It opens with its first single, “Fill Me Up”. The yearning she brings out of this performance is memorable without ever being overly theatrical and the musical synthesis of faint pop elements with the folk and blues textures has a credible sound that never sounds too precious for its own good. Her capacity for surprise and risk taking emerges immediately on the song “Harlan”. It begins with a brief string fanfare that will jolt some on an album like this but transitions nicely into something much different. It is, arguably, one of the purist folk numbers on the album and even has a slight Appalachian uplift in the acoustic guitar and vocal melody. Her storytelling skills are in full evidence before, but “This Town” stands out as a singular example of the high level where she frequently works. Her characters come to life with just the right amount of detail – particularly here. The delicacy continues with the song “Shotgun” and it shows off her talent for molding potentially darker subject matter in a melodic, appealing way.

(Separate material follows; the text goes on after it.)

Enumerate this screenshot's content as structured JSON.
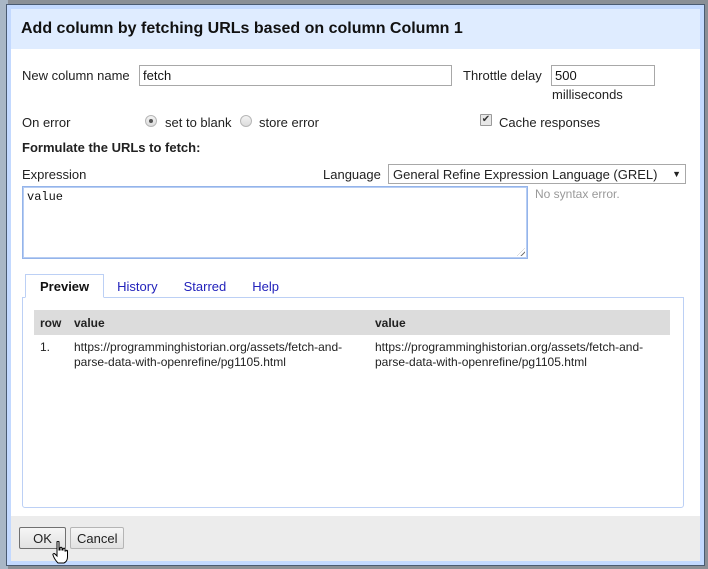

The bluesy crawl of “Lightning” makes for one of the more atmospheric efforts on Wow and Flutter and she delivers one of the album’s more sultry performances. This isn’t an artist who plays such moments cheap, however – instead, she pours immense feeling into the vocal and shows patience that few modern singers exercise. Her string of crystalline jewels continues with the lightly cinematic “Windchill” and the vocal harmonies bring a great deal to the song. She takes a different turn on the song “Down to the Bone” and the presentation certainly embodies the title. The musical interplay between piano and acoustic guitar makes the track, but the piano leads the way and Spicer does a beautiful job tailoring her singing to that instrument. There are some lovely electric guitar touches in the number “Wild Horses” and she has her own distinct take on a possibly familiar title and image with a ghostly musical and lyrical mood that paints vivid pictures for the listener. The closing song “Shine” is another standout effort. It ends Wow and Flutter on a stirring high note that’s obviously constructed, but it moves with such patient conviction that it overcomes even a hint of artificiality. Spicer’s collection will really hit home with a large variety of listeners and Wow and Flutter’s greatness opens up her future even more than before.